From Samuella Sigmann: Pubs has made the chapter freely available as a pdf
From Ralph Stuart: The URL to the chapter is http://pubsapp.acs.org/paragonplus/submission/ACS_Guide_to_Scholarly_Communication_1.3_Communicating_Safety_Information.pdf
From Neal Langerman: Ralph, Leah – the title of today includes the word “quality” In the context of the mass of information Leah just discussed, will you address “quality assessment”?
From Ralph Stuart: Thanks for the question Neal, that’s part of why we wanted to do today’s session – to start that discussion
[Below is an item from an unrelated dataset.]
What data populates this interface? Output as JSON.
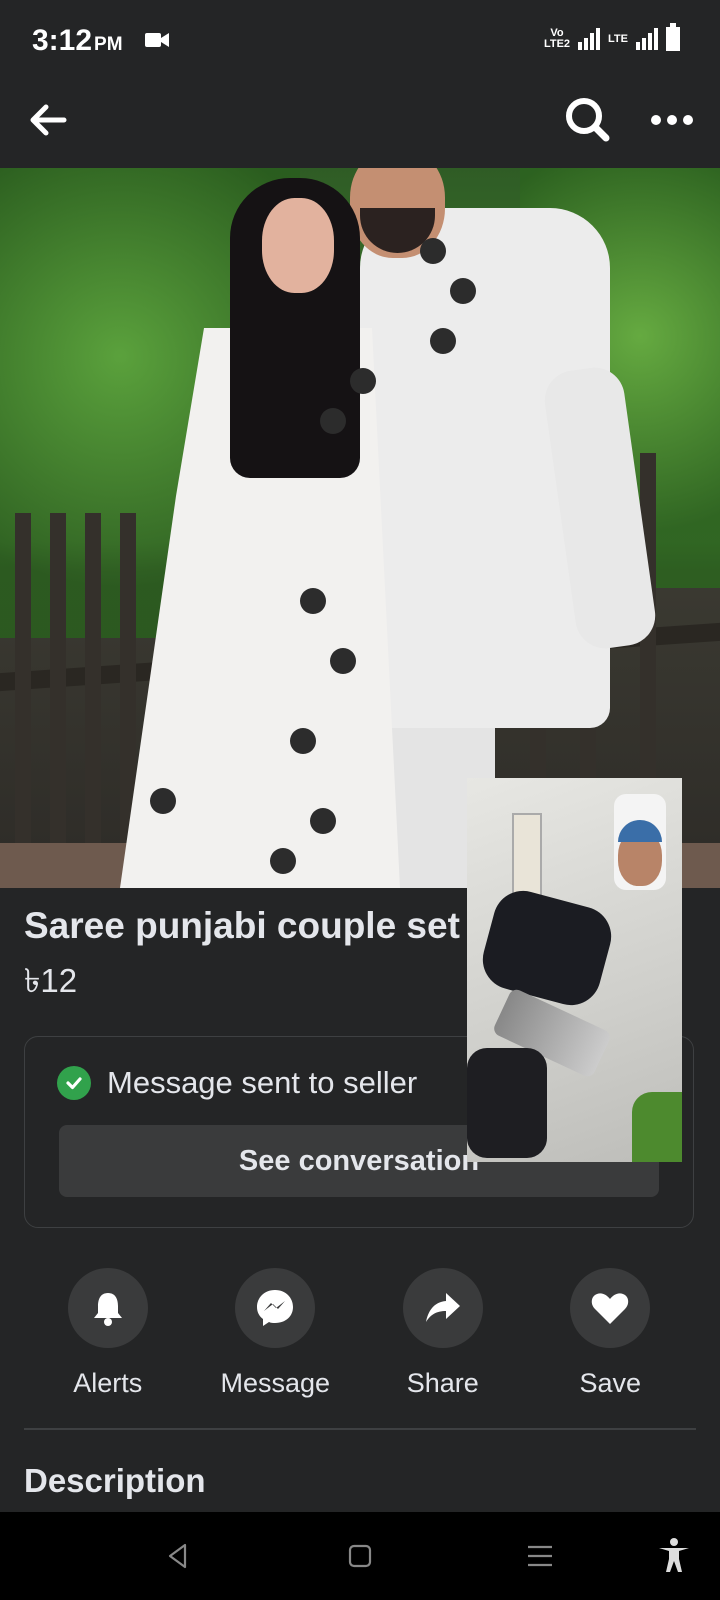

From Samuella Sigmann: Still requires presenting data and information in the educational setting where you can teach this.
From Grace Baysinger: https://guides.library.stanford.edu/lab-safety – This is a guide that I’ve been working on for Stanford users. Contains a combination of licensed and free resources. I’m still working on the search strategy page. Tried to group resources using RAMP for part of this guide.
From a very minimal use of vivid color with respect to the acronyms – good reinforcer of what everything stands for
From Ralph Stuart: Color is coming to the video in the final version
From M Sabolefski: Please explain the FAIR acronym again
From Ralph Stuart: FAIR = FAIR data are data which meet principles of findability, accessibility, interoperability, and reusability
From Ralph Stuart: https://en.wikipedia.org/wiki/FAIR_data
From Rob Toreki: Question about data and provenance we can think about
From Rob Toreki: The purple book is the UN GHS model standard
From Rob Toreki: The GHS is only a model and implementation across the world varies significantly
From Ralph Stuart: GHS breaks Leah’s first rule of considering the situation first before gathering data
From Ralph Stuart: It is a hazard banding system rather than a risk or control banding system, although there are controls suggested in the system
From Samuella Sigmann: I would add the wayback machine for broken links.
From Ralph Stuart: Leah and Sammye are leading a 4 hour workshop on meeting the ACS safety publication requirement on April 2. See http://dchas.org/2021/01/22/spring-2021-professional-workshops/ for more information
From Neal Langerman: Leah and Ralph, – as always you are an amazing team. Thank you for this.
From M Sabolefski: thank you, this has been a worthwhile seminar/chat
From mwilhelm: This was so very helpful. Thank you for offering this topic.
From CJakober: Many thanks Leah, Ralph, et al!
From James Wright: Thanks Ralph and Leah!
From Pat Ceas: Great information, thank you!
From rossy: Thank you very much to Leah and Ralph
From Glenda Pons: Thank you!
From Marta Gmurczyk: Thank you. Great sessions.